The city is famous for its huge gothic cathedral which dominates the skyline. A proud and gentile city with lots of regal history but it also has all the modern conveniences and some excellent tapas places.
The cathedral was completely over the top with many ornate side chapels. It is a beautiful example of its kind though. We may need the barren meseta we walk into tomorrow to recover!
The highlight was probably the museum of human evolution which was only opened a couple of years ago. It houses the important hominid remains (some thought to be the oldest in Europe found in the Atapeurca hills and details the archeological process.
It is a beautiful modern building over the river from the old town. A great contrast!
We tried the local sweet - yemas (yolks) de Burgos. They are sugar joined with not sure what. A soft cooked yolk texture but too sweet for our tastes. Lucky they would sell us two rather than the half kg gift box!
We feel nice and rested and ready for the next phase tomorrow. One third of the way there!

Monday, 11 June 2012

San Juan de Ortega and Ages
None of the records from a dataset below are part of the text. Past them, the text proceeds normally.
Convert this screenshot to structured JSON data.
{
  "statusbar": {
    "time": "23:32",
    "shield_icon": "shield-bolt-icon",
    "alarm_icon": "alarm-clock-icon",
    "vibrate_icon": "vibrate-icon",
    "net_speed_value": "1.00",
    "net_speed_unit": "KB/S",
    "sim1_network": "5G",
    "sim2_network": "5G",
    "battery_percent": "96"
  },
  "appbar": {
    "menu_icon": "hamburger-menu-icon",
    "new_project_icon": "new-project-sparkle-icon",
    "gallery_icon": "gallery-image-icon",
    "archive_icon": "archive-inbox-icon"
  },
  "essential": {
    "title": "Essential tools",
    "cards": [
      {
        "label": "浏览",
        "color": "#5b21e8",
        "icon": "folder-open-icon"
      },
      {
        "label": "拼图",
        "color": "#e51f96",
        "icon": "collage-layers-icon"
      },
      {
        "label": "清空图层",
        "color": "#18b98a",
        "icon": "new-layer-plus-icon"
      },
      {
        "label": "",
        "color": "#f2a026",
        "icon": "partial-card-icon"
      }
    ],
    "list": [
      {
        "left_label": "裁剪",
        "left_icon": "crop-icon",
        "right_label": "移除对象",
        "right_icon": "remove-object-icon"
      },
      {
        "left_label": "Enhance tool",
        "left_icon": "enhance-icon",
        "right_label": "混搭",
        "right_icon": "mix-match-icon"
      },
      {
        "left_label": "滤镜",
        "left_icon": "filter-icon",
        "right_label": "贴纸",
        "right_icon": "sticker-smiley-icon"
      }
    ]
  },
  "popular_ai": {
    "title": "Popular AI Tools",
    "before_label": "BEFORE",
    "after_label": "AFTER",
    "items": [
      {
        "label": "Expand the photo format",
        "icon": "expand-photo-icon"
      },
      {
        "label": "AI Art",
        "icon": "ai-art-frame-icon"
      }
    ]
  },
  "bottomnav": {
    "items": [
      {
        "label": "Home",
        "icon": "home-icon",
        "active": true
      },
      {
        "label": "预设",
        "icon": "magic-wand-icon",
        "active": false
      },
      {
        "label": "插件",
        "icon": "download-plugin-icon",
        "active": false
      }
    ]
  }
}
Today we left the comfy cuatro canciones in Belgrado and continued over the hill to the San Juan monestary. The walk passed a memorial to people killed in the civil war by Franco's forces. It's amazing as always for me that people would do that to their own compatriots (or anyone really). The long stretch over the hill through oak and pine forests was made easy by chatting to Peter and Merl, from of all places, Australia.
The monestary has a church devoted to San Juan, a deciple of Santo Domingo who was again focused on caring for pilgrims and building their infrastructure.
We where caught by a brief storm as we entered the small and almost deserted Ages. We have had a delightful evening at Hostal San Rafael with the amiable staff, especially the lovely woman who runs the place after coming here on the camino herself.
The funny spanish guys in our room are now teasing us for being in bed early while I write this so I guess I should stop. (we've just adapted to the 10pm lock out of the alburgues!)